Yet, we saw little anger or frustration. Perhaps its because this is a culture dominated by flexibility.

District Executive Secretary, Raymond, & ALARM Rwanda National Coordinator, Benjamin Nkusi

District Executive Secretary, Raymond, & ALARM Rwanda National Coordinator, Benjamin Nkusi

We arrived at the hotel about 45 minutes late and then waited another 15 minutes to begin. Why? Because the executive secretary of the district had stepped forward to encourage the security officers. And since he had the floor, our arrival as the training team didn’t seem to dampen his desire to continue. Over the next 2 days, we learned to love this man, Raymond, and all of those who worked for him.

We spent a great deal of time engineering our presentations and the overall schedule. Our event organizers noted that and then worked out the final schedule in coordination with the hotel in regard to breaks and lunch. Then, pretty much, we were on our own to try and fit our materials into whatever time we actually had.

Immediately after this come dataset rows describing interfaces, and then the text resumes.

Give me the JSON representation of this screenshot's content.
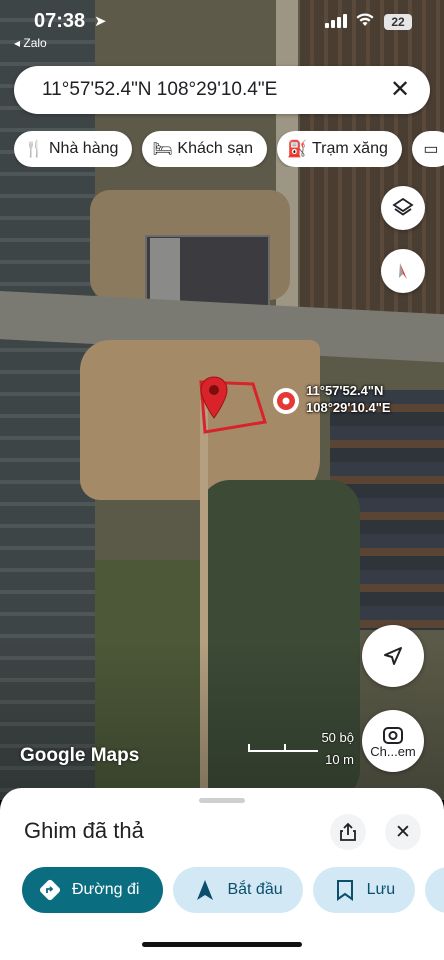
{
  "status_bar": {
    "time": "07:38",
    "back_app": "◂ Zalo",
    "battery": "22"
  },
  "search": {
    "query": "11°57'52.4\"N 108°29'10.4\"E",
    "close_icon": "close-icon"
  },
  "chips": [
    {
      "label": "Nhà hàng",
      "icon": "restaurant-icon"
    },
    {
      "label": "Khách sạn",
      "icon": "hotel-icon"
    },
    {
      "label": "Trạm xăng",
      "icon": "gas-station-icon"
    }
  ],
  "map": {
    "marker_label_line1": "11°57'52.4\"N",
    "marker_label_line2": "108°29'10.4\"E",
    "logo": "Google Maps",
    "scale_ft": "50 bộ",
    "scale_m": "10 m",
    "lens_label": "Ch...em",
    "accent_red": "#d93025"
  },
  "sheet": {
    "title": "Ghim đã thả",
    "actions": [
      {
        "label": "Đường đi",
        "icon": "directions-icon",
        "primary": true
      },
      {
        "label": "Bắt đầu",
        "icon": "navigation-arrow-icon"
      },
      {
        "label": "Lưu",
        "icon": "bookmark-icon"
      }
    ],
    "primary_color": "#0b6e80",
    "secondary_color": "#d2e9f5"
  }
}
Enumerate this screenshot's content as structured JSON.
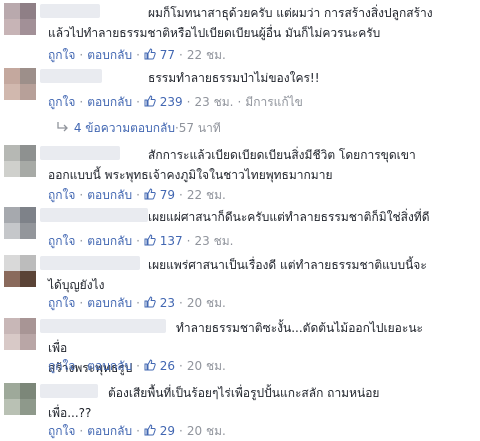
{
  "labels": {
    "like": "ถูกใจ",
    "reply": "ตอบกลับ",
    "sep": "·"
  },
  "comments": [
    {
      "text": "ผมก็โมทนาสาธุด้วยครับ แต่ผมว่า การสร้างสิ่งปลูกสร้าง\nแล้วไปทำลายธรรมชาติหรือไปเบียดเบียนผู้อื่น มันก็ไม่ควรนะครับ",
      "likes": "77",
      "time": "22 ชม.",
      "edited": "",
      "avatar": [
        "#b9a9ad",
        "#8f7f86",
        "#c7b4b6",
        "#a29097"
      ]
    },
    {
      "text": "ธรรมทำลายธรรมป่าไม่ของใคร!!",
      "likes": "239",
      "time": "23 ชม.",
      "edited": "มีการแก้ไข",
      "avatar": [
        "#c4a89e",
        "#9d8f8a",
        "#d1b8ae",
        "#b7a099"
      ]
    },
    {
      "text": "สักการะแล้วเบียดเบียดเบียนสิ่งมีชีวิต โดยการขุดเขา\nออกแบบนี้ พระพุทธเจ้าคงภูมิใจในชาวไทยพุทธมากมาย",
      "likes": "79",
      "time": "22 ชม.",
      "edited": "",
      "avatar": [
        "#b6b8b4",
        "#8e9190",
        "#cfd0cc",
        "#a7aaa6"
      ]
    },
    {
      "text": "เผยแผ่ศาสนาก็ดีนะครับแต่ทำลายธรรมชาติก็มิใช่สิ่งที่ดี",
      "likes": "137",
      "time": "23 ชม.",
      "edited": "",
      "avatar": [
        "#a6a9ae",
        "#7e8289",
        "#c5c7ca",
        "#93969b"
      ]
    },
    {
      "text": "เผยแพร่ศาสนาเป็นเรื่องดี แต่ทำลายธรรมชาติแบบนี้จะ\nได้บุญยังไง",
      "likes": "23",
      "time": "20 ชม.",
      "edited": "",
      "avatar": [
        "#d9d9d9",
        "#bcbcbc",
        "#8a6a5c",
        "#5a4336"
      ]
    },
    {
      "text": "ทำลายธรรมชาติซะงั้น...ตัดต้นไม้ออกไปเยอะนะเพื่อ\nสร้างพระพุทธรูป",
      "likes": "26",
      "time": "20 ชม.",
      "edited": "",
      "avatar": [
        "#c8b7b7",
        "#a89595",
        "#d8c9c7",
        "#b9a6a6"
      ]
    },
    {
      "text": "ต้องเสียพื้นที่เป็นร้อยๆไร่เพื่อรูปปั้นแกะสลัก ถามหน่อย\nเพื่อ...??",
      "likes": "29",
      "time": "20 ชม.",
      "edited": "",
      "avatar": [
        "#9ea99a",
        "#7c8779",
        "#b9c1b4",
        "#8e998b"
      ]
    }
  ],
  "reply_summary": {
    "text": "4 ข้อความตอบกลับ",
    "time": "57 นาที"
  }
}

And it went very well.

The participants were totally delightful. In their role as security officers, these men and women walk the streets of the district at night and are the first responders — the unarmed first responders — to any problem. Behind them stood the National Police and, if necessary, the military. But most conflict is handled by these fine folks. And, even though they are night-time workers, they came to the training prepared to listen, to participate, and to learn.

Sixty-seven participants.

Flexible. When breaking for tea and coffee, they stood patiently and happily even though the hotel had assigned only one person to pour beverages. And the breaks were rarely at their scheduled time. Fifteen minute breaks stretched to one hour.

Practicing flexibility. The participants listened respectfully as each word we said was painstakingly translated into Kinyarwandan and just as patiently when what they told us was translated into English.

Whereas our American cultural background would have led us to believe that we had a right to complain, these people simply sat back, enjoyed the moment, and smiled.

One of the biggest delights was coming back from our first break and having the participants spontaneously break into song. While we might have felt a slight edge of frustration from the delays of the day, they were telling us that flexibility and calm would make all seem right.

They were teaching us about peace and the release of internal conflict.

Odd . . . wasn’t that what we were supposed to be doing?

Well, yes. In fact, we were.

Security Training 1And, in fact, we were. We were teaching and they were teaching. We were sharing and they were sharing. In our bonding in a required environment of flexibility we were forming an international bond of peace.

And that’s exactly what we were meant to do.

Flexibility is an integral part of peace. We just about have that part down.

Day 2.1 – Hallelujah!

Looking forward to our first full day in Kigali, we questioned — perhaps even dreaded — one item on our schedule. It wasn’t that we didn’t want to go to church on Sunday. We just wondered if we would be in any shape to survive the projected 4-hour service with somewhat serious jet-lag. Hallelujah! God had other plans.

As we were escorted to the front pews — actually plastic lawn chairs — on the front rows of the Itorero Methodist Church, we became fairly positive that nothing about this service was going to make us sleepy. (That thought proved optimistic by the time we got to the visiting preacher’s sermon, however.)

Full of energy, we were treated to a kids’ choir, a young peoples’ choir, and the main, serious-dressed choir. And the kids and our new friends blessed us with praise and volume. We even had a guest appearance by a famous Rwandan Gospel singer, whose name escapes me at this time. A number of personal translators came to our sides. We heard announcements, were greeted warmly as visitors, saw 2 new members embraced into the fellowship of this church, heard more and more songs.

And we learned about “Hallelujah!”

“Hallelujah!” a speaker would call out and the audience would answer with “Hallelujah!” and “Amen!” It became our rally cry as well.

Invigorated from our time inside the cavernous church building — with open screens to permit ventilation and open windows below — we made our way outside to be greeted by the congregants and, of course, the children.

And all we can say is, “Hallelujah!”